** Information given **
○ ○ ○ ○ ○

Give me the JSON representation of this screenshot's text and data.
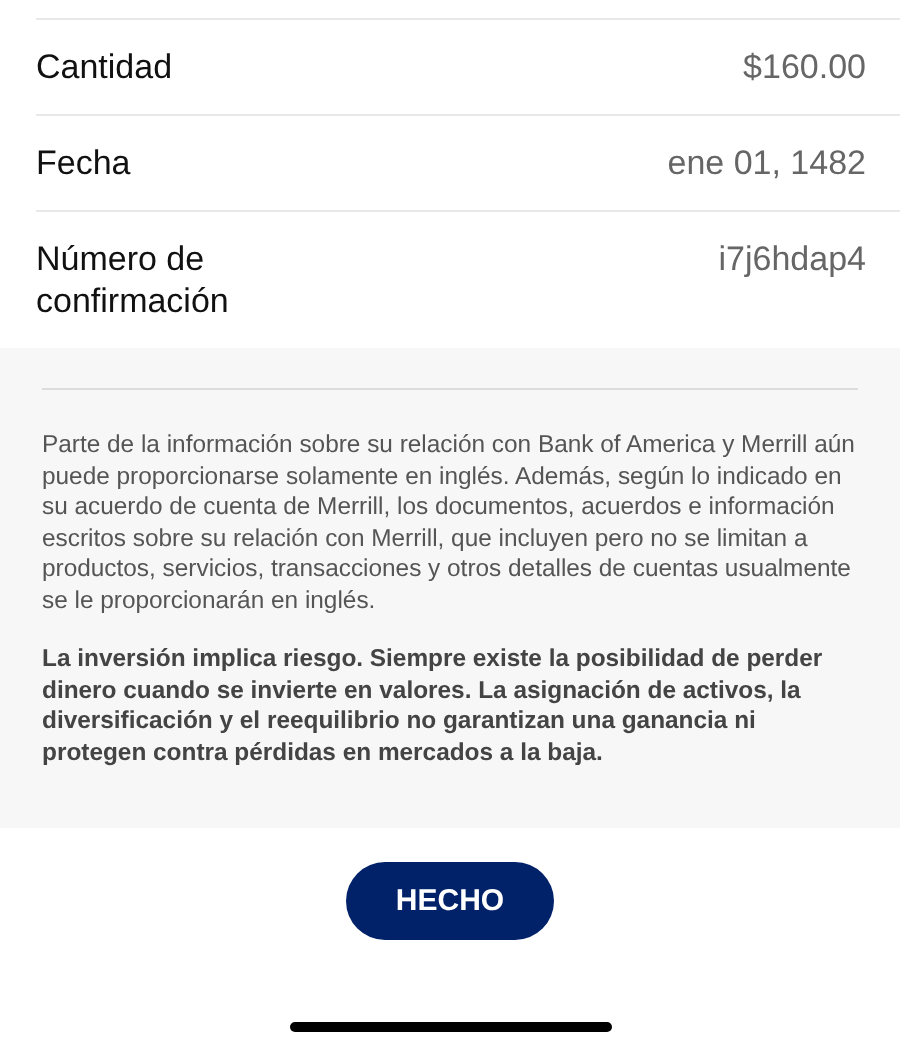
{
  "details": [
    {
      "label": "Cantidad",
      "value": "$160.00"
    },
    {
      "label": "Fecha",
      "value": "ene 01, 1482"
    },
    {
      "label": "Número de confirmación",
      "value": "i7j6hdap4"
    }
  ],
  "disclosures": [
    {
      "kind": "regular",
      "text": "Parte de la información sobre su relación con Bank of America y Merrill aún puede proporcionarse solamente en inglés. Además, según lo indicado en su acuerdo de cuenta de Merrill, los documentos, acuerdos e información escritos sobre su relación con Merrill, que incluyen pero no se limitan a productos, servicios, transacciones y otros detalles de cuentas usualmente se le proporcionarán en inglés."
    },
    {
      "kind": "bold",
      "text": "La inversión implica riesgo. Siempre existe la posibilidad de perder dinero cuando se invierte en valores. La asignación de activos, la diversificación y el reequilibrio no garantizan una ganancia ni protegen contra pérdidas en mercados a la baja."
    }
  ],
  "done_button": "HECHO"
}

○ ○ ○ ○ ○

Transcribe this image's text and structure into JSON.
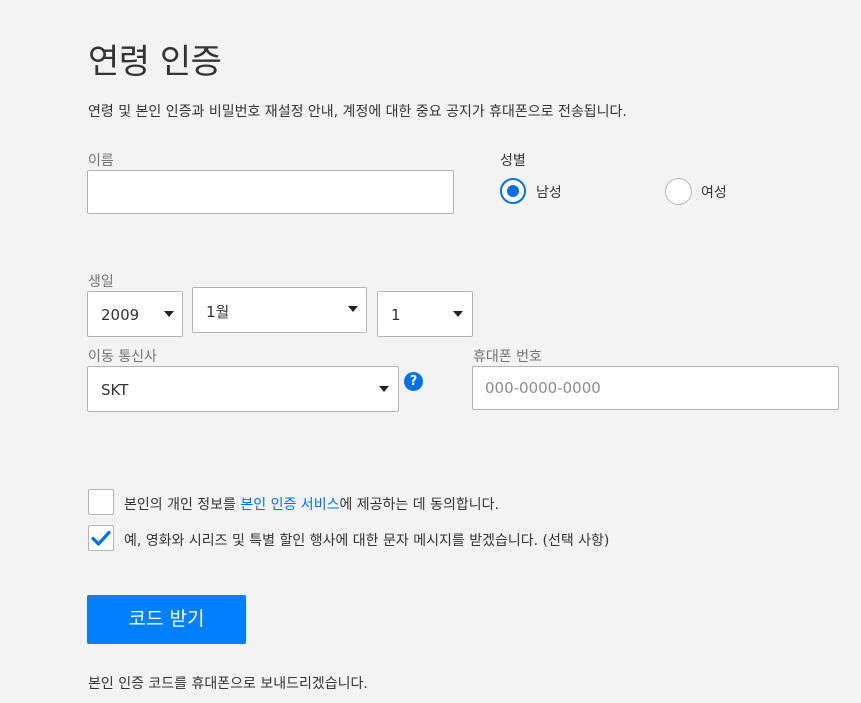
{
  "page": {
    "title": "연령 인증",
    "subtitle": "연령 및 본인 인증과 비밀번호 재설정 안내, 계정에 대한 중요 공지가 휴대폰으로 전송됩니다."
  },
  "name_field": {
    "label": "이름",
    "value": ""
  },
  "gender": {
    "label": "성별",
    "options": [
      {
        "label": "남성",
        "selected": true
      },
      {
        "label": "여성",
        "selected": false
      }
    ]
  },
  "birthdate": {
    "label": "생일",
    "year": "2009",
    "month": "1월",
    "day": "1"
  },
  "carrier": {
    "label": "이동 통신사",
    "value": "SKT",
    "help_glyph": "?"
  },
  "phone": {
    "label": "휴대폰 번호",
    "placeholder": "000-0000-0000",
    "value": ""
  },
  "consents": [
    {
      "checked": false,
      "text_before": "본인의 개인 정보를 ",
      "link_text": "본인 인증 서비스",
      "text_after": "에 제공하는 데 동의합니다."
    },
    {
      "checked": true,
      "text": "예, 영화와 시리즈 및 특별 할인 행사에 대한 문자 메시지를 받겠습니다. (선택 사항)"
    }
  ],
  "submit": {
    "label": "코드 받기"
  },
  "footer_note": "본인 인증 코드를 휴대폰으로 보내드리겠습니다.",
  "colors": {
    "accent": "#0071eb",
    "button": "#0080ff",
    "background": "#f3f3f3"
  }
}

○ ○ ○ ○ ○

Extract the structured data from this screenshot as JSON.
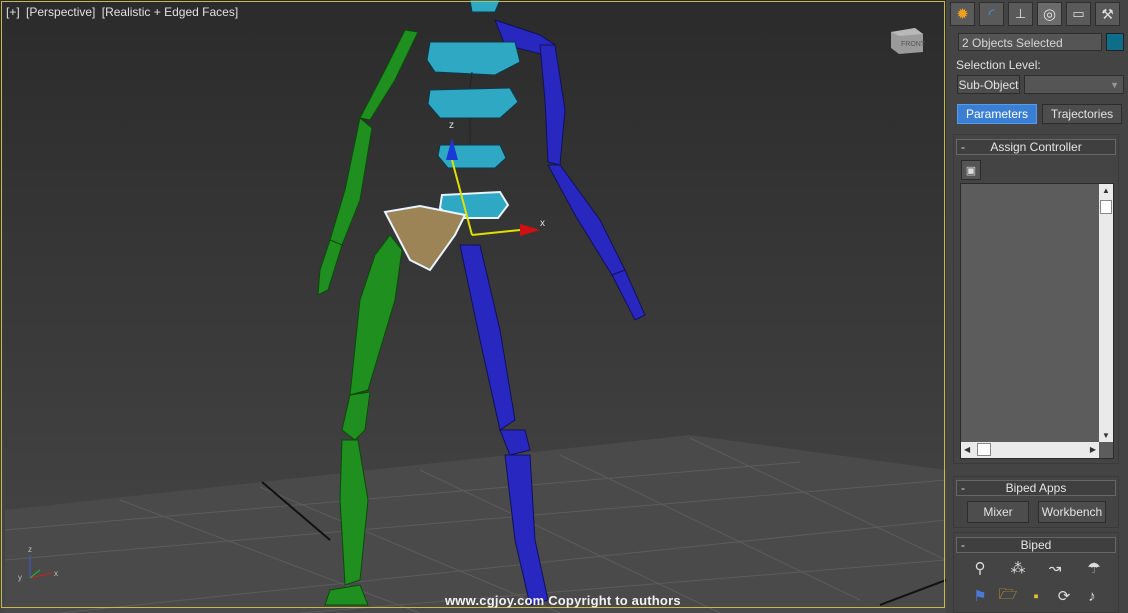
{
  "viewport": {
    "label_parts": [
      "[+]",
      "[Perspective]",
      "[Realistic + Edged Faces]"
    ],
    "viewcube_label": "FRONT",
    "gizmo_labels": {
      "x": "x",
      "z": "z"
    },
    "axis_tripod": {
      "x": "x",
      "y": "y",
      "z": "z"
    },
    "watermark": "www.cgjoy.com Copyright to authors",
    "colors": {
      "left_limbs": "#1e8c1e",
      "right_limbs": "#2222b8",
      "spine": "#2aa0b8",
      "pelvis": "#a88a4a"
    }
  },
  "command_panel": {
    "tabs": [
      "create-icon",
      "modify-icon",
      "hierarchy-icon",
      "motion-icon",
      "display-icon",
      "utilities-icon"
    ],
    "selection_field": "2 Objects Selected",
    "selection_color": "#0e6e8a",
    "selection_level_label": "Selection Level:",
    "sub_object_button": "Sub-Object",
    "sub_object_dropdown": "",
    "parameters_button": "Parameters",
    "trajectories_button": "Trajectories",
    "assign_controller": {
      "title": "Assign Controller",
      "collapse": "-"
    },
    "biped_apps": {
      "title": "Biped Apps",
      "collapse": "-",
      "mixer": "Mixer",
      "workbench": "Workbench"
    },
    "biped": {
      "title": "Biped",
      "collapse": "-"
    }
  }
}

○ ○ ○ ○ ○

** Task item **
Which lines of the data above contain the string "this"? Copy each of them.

** Reply to the task **
Give me the JSON representation of this screenshot's text and data.
Transcribe this image's text and structure into JSON.
Extract the structured data from this screenshot as JSON.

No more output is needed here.